RECORDS FOR PROCESSING:
+-------+

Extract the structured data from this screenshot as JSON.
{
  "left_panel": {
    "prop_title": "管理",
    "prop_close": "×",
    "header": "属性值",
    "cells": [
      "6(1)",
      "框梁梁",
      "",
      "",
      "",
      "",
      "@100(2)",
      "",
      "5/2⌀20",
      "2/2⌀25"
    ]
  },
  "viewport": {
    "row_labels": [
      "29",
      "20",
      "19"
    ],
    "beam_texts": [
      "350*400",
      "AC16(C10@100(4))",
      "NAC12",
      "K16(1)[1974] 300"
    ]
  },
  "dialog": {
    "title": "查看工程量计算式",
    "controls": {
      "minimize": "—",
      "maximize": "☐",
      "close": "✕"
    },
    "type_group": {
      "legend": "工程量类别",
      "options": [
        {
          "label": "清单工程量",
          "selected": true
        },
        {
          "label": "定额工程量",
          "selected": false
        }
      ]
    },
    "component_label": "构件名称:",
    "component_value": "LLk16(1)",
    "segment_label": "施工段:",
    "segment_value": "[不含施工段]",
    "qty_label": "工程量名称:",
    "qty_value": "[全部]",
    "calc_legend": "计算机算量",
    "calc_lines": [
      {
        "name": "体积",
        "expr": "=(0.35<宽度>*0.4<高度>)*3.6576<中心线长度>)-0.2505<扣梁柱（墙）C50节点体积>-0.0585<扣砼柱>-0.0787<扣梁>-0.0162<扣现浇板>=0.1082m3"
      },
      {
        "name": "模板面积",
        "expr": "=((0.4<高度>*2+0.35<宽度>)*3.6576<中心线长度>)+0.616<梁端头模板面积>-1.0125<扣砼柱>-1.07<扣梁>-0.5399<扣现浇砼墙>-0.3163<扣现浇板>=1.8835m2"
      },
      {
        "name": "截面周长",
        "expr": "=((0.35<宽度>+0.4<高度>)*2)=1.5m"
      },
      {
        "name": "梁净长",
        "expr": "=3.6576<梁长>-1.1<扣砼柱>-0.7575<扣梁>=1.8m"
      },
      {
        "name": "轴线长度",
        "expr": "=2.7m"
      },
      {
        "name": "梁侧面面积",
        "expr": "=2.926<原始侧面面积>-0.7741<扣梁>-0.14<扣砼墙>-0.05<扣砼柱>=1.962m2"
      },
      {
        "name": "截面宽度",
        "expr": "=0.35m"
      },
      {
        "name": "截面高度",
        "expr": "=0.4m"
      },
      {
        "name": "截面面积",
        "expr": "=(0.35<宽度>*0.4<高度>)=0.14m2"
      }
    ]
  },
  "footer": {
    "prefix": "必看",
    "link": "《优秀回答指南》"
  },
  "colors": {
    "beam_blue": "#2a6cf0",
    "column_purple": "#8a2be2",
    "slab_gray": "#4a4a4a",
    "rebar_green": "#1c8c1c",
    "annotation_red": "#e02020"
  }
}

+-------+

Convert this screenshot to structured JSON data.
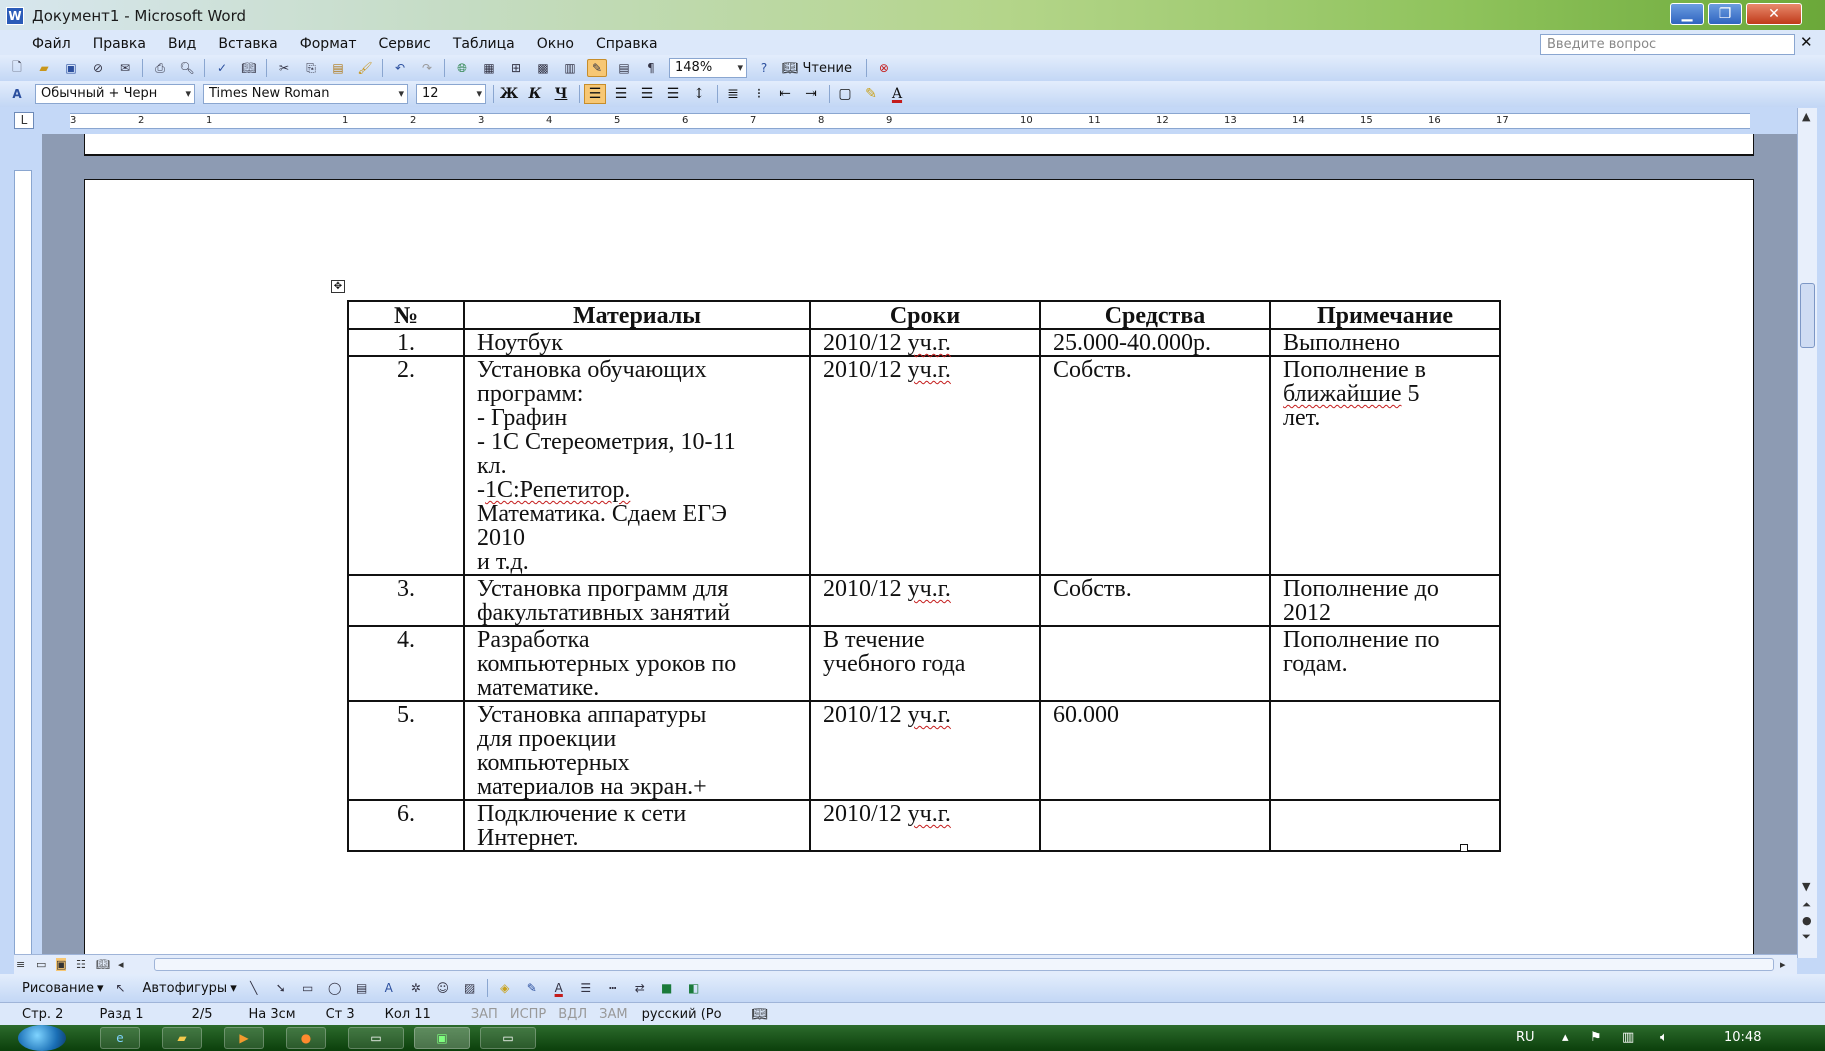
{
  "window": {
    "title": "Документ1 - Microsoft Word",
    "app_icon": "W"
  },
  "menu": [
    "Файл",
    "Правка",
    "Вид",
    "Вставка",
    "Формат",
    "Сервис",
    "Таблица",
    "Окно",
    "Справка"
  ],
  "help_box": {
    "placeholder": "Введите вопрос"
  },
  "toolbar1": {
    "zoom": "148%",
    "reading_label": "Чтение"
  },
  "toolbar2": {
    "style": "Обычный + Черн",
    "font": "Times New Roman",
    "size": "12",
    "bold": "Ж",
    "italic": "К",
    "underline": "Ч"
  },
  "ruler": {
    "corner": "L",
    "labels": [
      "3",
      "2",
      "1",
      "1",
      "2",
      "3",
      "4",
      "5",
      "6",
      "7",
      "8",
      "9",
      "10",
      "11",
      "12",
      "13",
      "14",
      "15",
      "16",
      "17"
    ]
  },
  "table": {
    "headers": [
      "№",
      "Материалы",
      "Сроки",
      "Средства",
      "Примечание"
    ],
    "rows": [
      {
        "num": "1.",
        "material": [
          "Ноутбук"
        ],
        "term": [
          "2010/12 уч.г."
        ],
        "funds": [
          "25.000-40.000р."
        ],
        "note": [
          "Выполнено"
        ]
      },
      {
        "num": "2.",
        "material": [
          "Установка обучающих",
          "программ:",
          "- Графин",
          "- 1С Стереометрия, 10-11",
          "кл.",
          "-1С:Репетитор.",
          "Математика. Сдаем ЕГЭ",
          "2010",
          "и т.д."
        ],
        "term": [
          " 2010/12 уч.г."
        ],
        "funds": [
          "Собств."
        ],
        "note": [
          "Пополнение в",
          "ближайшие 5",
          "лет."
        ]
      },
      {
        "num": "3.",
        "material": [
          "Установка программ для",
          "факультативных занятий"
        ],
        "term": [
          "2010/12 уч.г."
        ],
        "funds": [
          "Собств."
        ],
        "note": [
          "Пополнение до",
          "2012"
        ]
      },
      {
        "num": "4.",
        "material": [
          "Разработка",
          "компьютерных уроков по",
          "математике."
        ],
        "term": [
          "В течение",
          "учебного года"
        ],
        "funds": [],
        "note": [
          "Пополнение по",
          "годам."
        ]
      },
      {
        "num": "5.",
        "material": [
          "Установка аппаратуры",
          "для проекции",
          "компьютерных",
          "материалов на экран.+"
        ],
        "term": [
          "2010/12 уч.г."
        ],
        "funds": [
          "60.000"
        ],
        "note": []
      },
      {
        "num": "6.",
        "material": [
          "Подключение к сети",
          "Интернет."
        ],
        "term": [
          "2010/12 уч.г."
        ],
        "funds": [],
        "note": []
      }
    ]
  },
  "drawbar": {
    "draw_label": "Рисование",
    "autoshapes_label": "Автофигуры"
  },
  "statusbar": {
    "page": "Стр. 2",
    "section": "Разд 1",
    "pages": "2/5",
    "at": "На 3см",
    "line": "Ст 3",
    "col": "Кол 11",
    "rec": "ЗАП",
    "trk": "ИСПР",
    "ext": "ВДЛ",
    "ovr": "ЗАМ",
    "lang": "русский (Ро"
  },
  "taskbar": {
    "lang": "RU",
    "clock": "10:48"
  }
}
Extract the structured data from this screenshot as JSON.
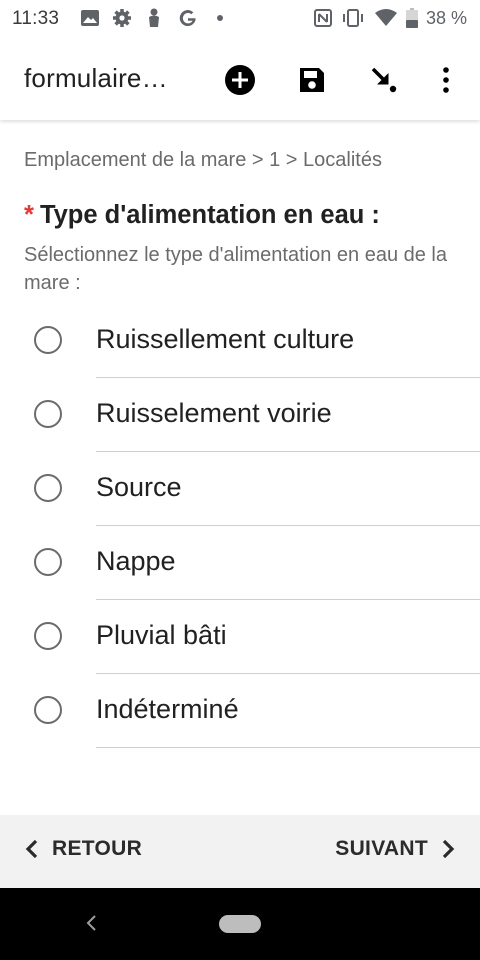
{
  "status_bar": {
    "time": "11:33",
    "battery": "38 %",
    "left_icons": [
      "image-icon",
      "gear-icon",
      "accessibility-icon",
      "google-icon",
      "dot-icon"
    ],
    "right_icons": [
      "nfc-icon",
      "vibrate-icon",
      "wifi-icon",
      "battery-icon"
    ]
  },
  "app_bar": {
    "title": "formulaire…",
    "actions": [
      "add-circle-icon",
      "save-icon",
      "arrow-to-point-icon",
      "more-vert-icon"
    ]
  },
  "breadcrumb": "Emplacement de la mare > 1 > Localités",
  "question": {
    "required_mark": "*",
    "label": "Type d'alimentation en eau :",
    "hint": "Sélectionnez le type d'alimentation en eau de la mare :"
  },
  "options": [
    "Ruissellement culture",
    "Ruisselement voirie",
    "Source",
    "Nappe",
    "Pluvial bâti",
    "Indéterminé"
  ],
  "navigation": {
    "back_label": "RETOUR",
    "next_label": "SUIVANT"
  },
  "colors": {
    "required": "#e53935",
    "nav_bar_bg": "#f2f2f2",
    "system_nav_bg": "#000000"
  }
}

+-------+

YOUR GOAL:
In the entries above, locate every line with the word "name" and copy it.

PROBLEM SOLUTION:
        "name": "体积",
        "name": "模板面积",
        "name": "截面周长",
        "name": "梁净长",
        "name": "轴线长度",
        "name": "梁侧面面积",
        "name": "截面宽度",
        "name": "截面高度",
        "name": "截面面积",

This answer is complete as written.